Summary:There are several scenarios under which clinically effective technologies may be found not to be cost-effective even if they are zero priced. There may be costs associated with delivering the technology which remain even when the price is reduced to zero and these costs alone may outweigh the health benefits achieved. But even in the situation where a clinically effective technology can be acquired and delivered for zero cost, there are scenarios in which that technology may fail to demonstrate cost-effectiveness because it increases other aspects of resource use. We have described four related but different scenarios in which clinically effective treatments result in additional time being spent in health states with high resource use and / or low health-related quality of life either during or after the treatment period. We have reviewed the methodological literature around the exclusion of unrelated costs from cost-effectiveness analyses to determine whether there is a case for excluding some of the costs incurred in periods of additional survival in the case studies we identified.
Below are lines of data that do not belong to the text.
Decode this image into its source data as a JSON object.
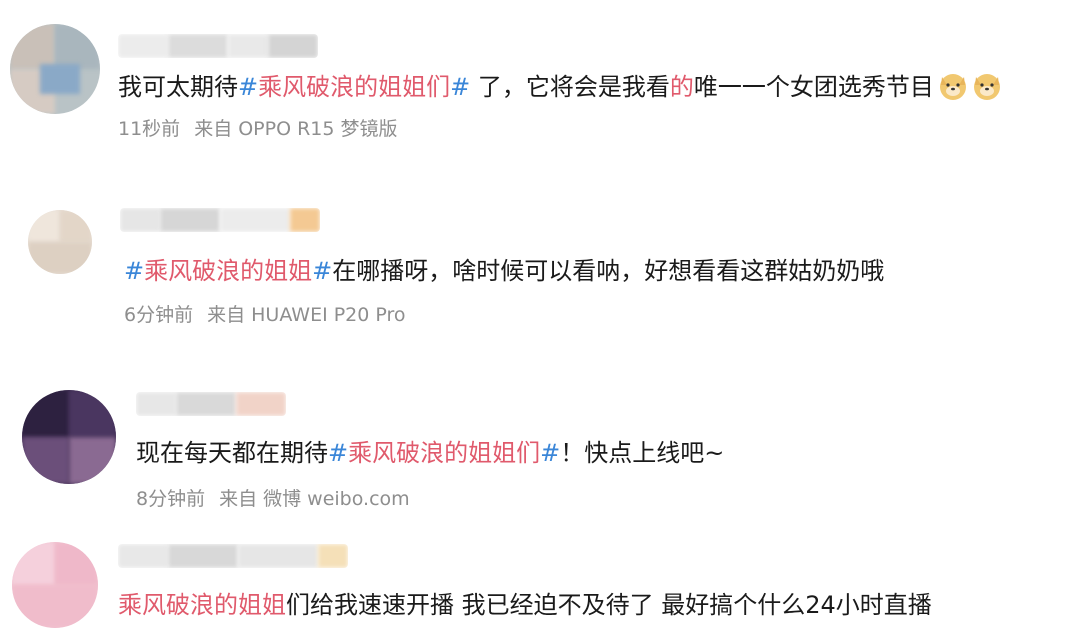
{
  "comments": [
    {
      "parts": {
        "p1": "我可太期待",
        "h1": "#",
        "tag": "乘风破浪的姐姐们",
        "h2": "#",
        "p2": " 了，它将会是我看",
        "red": "的",
        "p3": "唯一一个女团选秀节目"
      },
      "emojis": [
        "doge-emoji",
        "doge-emoji"
      ],
      "time": "11秒前",
      "source": "来自 OPPO R15 梦镜版"
    },
    {
      "parts": {
        "h1": "#",
        "tag": "乘风破浪的姐姐",
        "h2": "#",
        "p1": "在哪播呀，啥时候可以看呐，好想看看这群姑奶奶哦"
      },
      "time": "6分钟前",
      "source": "来自 HUAWEI P20 Pro"
    },
    {
      "parts": {
        "p1": "现在每天都在期待",
        "h1": "#",
        "tag": "乘风破浪的姐姐们",
        "h2": "#",
        "p2": "！快点上线吧~"
      },
      "time": "8分钟前",
      "source": "来自 微博 weibo.com"
    },
    {
      "parts": {
        "tag": "乘风破浪的姐姐",
        "p1": "们给我速速开播 我已经迫不及待了 最好搞个什么24小时直播"
      }
    }
  ],
  "colors": {
    "topic": "#e05a6c",
    "hash": "#3a86d8",
    "meta": "#8e8e8e"
  }
}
In the majority of the case studies, the costs incurred during periods of additional survival were related to either the technology being appraised or the condition the technology was intending to treat. These cannot therefore be considered to be unrelated costs. Whilst we have mainly focused on the issues related to costs incurred in added life years it is also important to consider if the benefits have been properly accounted for in the cost- effectiveness model. In addition we discuss how treatments which are cost-effective in the general population may not be cost-effective in particular groups of patients with high background care costs
Physical Description:1 PDF file (36 pages) illustrations